Areas of CQI-20 emphasis include effective problem identification, moving beyond containment, knowing when to engage a supplier, selecting the best option among alternatives, what tools are most applicable in each stage of the process, and more. This Guide can help you eliminate complex recurring quality problems.

Effective Problem Solving Leader Guide (CQI-21) Quality pioneers Edwards Deming, Joseph Juran, and Phillip Crosby, among others, began their careers as quality practitioners. As their experience grew, they shifted their attention from the tools for quality to focus on top leadership and creating an organizational culture where quality can be nurtured and achieved. It is no different today.

Deming pointed out that the commitment of top management to quality and productivity is not enough. He said they must know what it is that they are committed to, that is, what they must do. These obligations cannot be delegated. Support is not enough. Action is required. The CQI-21 guide focuses on the leader’s role in establishing the culture for problem solving teams and effectively engaging with them to prevent problem recurrence (which results in poor quality and lost profitability).

Cost of Poor Quality (CQI-22) The new Cost of Poor Quality Guide (CQI-22) was in response to evidence that quality metrics expressed more in terms of money, the language of management, will continue to be a key driver of quality improvement. Quality pioneers Joe Juran and Phil Crosby advocated the use of Cost of Quality as the way to measure quality in an organization. Crosby noted that companies report on other functions, e.g., sales, inventory, and compensation in terms of money, but not quality.

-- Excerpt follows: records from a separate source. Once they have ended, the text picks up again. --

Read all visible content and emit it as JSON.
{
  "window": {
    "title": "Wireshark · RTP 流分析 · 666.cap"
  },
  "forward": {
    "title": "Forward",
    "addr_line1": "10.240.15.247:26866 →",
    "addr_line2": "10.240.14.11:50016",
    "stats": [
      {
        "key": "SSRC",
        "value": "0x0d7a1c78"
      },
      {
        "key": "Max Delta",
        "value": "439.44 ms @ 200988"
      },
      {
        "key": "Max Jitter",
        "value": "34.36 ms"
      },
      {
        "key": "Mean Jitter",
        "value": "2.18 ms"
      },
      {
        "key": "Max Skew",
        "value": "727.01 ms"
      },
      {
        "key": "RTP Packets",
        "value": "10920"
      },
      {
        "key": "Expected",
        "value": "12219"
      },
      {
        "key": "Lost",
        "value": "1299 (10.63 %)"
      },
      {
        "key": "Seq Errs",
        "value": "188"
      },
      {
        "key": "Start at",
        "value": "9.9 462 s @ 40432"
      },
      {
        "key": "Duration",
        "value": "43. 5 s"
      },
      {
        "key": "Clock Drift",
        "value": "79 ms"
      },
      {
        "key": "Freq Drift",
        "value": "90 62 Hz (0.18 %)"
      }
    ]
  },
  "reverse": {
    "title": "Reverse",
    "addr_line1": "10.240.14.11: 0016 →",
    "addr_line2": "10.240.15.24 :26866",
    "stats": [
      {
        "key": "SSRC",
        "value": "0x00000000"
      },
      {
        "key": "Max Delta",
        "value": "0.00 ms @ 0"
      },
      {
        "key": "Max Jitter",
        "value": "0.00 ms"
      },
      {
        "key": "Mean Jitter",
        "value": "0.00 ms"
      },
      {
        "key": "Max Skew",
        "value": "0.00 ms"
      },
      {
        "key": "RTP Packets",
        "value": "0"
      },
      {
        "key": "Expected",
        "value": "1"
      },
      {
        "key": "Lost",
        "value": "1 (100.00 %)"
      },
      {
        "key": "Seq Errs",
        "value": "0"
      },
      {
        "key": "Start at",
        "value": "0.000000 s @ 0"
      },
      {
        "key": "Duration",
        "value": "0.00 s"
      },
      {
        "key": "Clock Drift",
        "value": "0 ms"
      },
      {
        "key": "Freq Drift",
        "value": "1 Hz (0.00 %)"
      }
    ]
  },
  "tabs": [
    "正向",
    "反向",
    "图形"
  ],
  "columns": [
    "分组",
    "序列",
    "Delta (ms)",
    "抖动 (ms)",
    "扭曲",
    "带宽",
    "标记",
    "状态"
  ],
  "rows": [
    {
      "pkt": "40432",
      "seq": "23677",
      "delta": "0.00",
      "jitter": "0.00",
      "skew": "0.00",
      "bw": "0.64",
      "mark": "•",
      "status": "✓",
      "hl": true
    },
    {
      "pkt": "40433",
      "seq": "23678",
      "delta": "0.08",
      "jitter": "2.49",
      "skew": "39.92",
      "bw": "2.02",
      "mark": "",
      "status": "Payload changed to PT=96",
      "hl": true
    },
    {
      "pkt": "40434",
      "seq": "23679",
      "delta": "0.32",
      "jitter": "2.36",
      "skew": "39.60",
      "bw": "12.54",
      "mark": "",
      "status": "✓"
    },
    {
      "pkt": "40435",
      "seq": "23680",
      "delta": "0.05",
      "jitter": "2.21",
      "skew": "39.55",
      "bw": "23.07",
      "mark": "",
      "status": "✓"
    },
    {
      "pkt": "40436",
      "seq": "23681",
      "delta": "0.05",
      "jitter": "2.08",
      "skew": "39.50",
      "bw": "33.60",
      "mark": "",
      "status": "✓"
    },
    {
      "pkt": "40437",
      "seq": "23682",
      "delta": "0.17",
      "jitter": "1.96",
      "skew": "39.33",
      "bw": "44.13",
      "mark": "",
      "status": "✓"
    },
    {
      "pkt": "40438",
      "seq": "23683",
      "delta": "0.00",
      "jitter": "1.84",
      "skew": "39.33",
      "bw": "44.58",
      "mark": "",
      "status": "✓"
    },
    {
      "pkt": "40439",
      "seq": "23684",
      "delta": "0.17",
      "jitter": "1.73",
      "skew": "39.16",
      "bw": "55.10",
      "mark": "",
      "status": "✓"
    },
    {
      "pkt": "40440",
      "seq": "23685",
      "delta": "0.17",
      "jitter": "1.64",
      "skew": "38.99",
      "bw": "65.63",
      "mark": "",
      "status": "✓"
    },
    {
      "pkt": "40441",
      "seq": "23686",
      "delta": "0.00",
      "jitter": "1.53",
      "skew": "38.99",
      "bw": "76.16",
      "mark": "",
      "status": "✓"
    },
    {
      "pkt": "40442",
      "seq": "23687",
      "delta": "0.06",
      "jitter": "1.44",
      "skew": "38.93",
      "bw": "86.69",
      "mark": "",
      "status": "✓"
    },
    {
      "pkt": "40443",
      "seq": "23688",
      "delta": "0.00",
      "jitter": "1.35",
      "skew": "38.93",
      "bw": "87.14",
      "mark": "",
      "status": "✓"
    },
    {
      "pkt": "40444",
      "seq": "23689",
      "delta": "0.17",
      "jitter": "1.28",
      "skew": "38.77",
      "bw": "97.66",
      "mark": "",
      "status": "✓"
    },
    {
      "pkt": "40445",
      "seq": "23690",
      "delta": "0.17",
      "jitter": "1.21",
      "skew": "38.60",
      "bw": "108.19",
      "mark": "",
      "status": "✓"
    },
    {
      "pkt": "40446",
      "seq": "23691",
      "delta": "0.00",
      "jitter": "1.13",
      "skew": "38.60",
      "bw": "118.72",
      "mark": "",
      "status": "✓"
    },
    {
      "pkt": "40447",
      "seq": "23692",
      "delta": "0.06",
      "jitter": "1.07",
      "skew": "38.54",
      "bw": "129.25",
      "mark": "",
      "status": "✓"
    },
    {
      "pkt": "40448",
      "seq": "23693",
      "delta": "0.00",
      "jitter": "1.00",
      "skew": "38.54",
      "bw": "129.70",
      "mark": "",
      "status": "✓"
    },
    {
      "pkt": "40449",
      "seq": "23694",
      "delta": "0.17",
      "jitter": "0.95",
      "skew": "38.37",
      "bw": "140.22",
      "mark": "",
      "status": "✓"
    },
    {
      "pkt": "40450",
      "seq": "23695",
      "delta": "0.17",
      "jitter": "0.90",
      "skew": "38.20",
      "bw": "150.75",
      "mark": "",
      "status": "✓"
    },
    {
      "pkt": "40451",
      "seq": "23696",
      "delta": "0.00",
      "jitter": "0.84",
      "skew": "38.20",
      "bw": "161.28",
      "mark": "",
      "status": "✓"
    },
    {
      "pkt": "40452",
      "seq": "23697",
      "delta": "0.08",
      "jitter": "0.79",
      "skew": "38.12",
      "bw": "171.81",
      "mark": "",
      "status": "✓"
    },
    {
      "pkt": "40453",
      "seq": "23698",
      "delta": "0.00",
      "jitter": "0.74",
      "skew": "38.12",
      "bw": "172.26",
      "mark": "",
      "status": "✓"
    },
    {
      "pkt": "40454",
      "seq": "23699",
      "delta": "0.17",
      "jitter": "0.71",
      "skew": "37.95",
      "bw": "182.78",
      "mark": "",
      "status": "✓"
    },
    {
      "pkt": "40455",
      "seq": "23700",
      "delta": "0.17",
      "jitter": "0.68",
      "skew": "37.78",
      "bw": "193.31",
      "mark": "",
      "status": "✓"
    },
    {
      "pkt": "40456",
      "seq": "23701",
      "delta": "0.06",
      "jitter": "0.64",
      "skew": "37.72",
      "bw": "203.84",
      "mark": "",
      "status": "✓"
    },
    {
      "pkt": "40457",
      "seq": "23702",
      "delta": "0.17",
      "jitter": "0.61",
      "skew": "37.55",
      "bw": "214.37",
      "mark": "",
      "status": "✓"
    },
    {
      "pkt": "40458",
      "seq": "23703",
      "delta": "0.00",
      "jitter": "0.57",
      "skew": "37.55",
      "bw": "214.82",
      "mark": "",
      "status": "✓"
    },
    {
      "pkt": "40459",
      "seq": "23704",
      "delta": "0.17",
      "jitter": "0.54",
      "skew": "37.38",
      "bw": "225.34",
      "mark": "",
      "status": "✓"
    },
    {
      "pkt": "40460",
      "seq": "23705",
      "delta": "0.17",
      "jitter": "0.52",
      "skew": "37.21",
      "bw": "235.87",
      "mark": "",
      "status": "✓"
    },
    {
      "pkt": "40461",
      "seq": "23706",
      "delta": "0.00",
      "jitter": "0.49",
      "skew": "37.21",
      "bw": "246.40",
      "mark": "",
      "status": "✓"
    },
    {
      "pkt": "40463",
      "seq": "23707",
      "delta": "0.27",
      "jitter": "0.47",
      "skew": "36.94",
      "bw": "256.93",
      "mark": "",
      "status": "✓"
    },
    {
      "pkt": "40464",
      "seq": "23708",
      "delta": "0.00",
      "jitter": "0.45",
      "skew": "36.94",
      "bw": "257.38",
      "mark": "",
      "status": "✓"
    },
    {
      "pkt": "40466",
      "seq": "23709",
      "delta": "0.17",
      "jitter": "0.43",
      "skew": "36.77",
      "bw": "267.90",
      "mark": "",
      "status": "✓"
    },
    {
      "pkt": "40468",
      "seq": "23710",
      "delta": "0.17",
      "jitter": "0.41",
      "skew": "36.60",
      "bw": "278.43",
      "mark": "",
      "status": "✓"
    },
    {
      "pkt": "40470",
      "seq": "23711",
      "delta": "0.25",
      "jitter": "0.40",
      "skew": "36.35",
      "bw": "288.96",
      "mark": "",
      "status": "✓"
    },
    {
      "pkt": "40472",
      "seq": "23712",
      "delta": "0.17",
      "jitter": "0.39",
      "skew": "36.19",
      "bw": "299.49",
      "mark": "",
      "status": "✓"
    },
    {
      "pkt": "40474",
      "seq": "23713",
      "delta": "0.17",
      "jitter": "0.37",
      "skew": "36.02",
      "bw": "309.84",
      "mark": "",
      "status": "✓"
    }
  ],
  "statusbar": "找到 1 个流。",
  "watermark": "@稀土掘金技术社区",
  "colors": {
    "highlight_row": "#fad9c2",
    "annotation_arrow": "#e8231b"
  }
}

Many companies waste up to 35% of their operating budgets doing things less efficiently than possible or by failing to capitalize on opportunities. The CQI-22 Guide will help identify and quantify where the inefficiencies exist, effectively communicate these deficiencies to upper management, and prioritize the actions needed for immediate operational improvement and reduction in variance.